What better time to visit London than early September when the weather can be anything. The Owners’ Day of the Concours of Elegance (yes, Concours OF Elegance – it is England, after all) was held on a blisteringly hot day. Blazing sunshine. Temperatures near 90-degrees. The owners and their ladies or gents were hard put to keep a dry upper lip. This was a three day event and the weather was different on each day. Following the hot, hot, hot Thursday, it rained on Friday. Not downpours exactly, but enough to keep the car polishers busy keeping the 60 or so vehicles as pristine as possible. Saturday was the public day and the weather dried and was overcast. The cooler weather made the public day better without the blazing heat of the Owners’ Day.
Luckily or unluckily, AutoPacific attended the Owners’ Day reserved for Owners, guests, Owners’ Day Ticket Holders and Media. Luckily, because we could attend. Unluckily, because it was so, soooooo HOT.
Having just been to the Pebble Beach Coucours de Elegance in August, the contrast was striking. Pebble is so over the top that it overwhelms the senses. The St. James Coucours of Elegance is much less flamboyant, much less overwhelming, but still provides an opportunity to view outstanding vehicles and have a chat with their owners.

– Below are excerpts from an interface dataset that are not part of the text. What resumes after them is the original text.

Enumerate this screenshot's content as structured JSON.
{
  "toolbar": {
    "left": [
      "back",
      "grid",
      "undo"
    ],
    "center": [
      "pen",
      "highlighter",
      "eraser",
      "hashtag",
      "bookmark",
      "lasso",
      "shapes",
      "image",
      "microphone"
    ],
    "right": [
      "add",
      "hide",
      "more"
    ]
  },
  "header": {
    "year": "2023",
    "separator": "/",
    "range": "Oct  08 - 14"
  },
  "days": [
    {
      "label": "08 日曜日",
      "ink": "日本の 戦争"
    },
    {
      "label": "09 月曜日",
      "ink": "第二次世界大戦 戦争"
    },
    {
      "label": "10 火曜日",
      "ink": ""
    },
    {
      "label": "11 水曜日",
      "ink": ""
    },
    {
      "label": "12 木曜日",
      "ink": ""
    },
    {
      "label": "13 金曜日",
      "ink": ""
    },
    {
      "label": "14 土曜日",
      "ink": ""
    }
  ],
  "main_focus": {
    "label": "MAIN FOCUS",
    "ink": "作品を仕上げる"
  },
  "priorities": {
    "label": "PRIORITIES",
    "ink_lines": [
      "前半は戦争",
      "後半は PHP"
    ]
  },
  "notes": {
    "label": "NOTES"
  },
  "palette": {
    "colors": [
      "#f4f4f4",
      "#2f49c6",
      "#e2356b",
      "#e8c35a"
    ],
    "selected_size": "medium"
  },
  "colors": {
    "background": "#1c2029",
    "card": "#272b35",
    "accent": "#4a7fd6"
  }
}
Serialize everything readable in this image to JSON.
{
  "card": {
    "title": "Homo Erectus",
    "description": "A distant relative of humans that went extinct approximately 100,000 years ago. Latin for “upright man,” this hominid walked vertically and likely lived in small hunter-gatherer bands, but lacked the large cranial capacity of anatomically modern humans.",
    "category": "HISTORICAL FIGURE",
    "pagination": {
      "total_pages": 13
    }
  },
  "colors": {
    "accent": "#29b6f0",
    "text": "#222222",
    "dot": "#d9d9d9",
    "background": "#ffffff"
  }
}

It was a day of Royalty. The owners were first feted at Buckingham Palace and then drove their cars down The Mall to Marlborough House located in St. James where the cars were displayed in the back garden. The royal patron was HRH Prince Michael of Kent. The vehicles on display varied widely from old Rolls-Royces to a modern Bentley GTZ Zagato custom coupe. Here are a few examples:
Hard to get an angle on this American 1934 Duesenberg Model J Willoughby Sedan Limousine
1930 Stutz SV16 Weyman Monte Carlo – a famed American marque
1939 Bugatti Type 57C Voll & Ruhrbeck Roadster
1925 Hispano-Suiza Boulogne
1928 Bugatti Type 35B – unrestored beauty
Bentley GTZ Zagato Custom Coupe – a late entry
Bentley GTZ Zagato – note the Roofline and Rear Styling
1937 Horch 853 Voll & Ruhrbech Sport Cabriolet, 1936 Mercedes 500K Streamline Roadster in background
For those of you who do not live in the Los Angeles Times sphere of influence, you may miss the writing of Dan Neil their Pulitizer Prize winning auto journalist. You can catch up on his reviews, Highway 1 editorials and podcasts at the LA Times website (http://www.latimes.com). This article on the upcoming launch of the Bugatti Veyron supercar is just one example of Neil’s writing.
By Dan Neil, Times Staff Writer, Los Angeles Times, December 10, 2005
PALERMO, Sicily — At 200 mph, the Bugatti Veyron pounds a beautiful, howling hole in the sweltering haze hanging over the motorway.
This, the fastest production car in the world, is broad and low, an enameled ellipse in a spiffy two-tone paint scheme. By comparison, its now-vanquished supercar rivals, such as the Ferrari Enzo and McLaren F1, are all edges and blades and angles, like F-16 fighter planes or Japanese stunt kites.
The Veyron is not, strictly speaking, the fastest car I’ve ever driven, but the one that’s faster had a jet engine and a parachute. The guardrail to my right is blurred into a dirty stream of quicksilver. Houses fly by before my brain has time to register the word “house.”
About nine seconds ago, I was dawdling at 100 mph. Then I squeezed the throttle. The seven-speed dual-clutch gearbox clicked twice, the engine took a huge lung-busting toke of atmosphere through its twin roof snorkels — and then things got interesting. Something slammed me from behind and I realize it was the seat. Captain, it appears we have fallen nose-first into a wormhole.
Two-hundred mph. And I’m not even in top gear.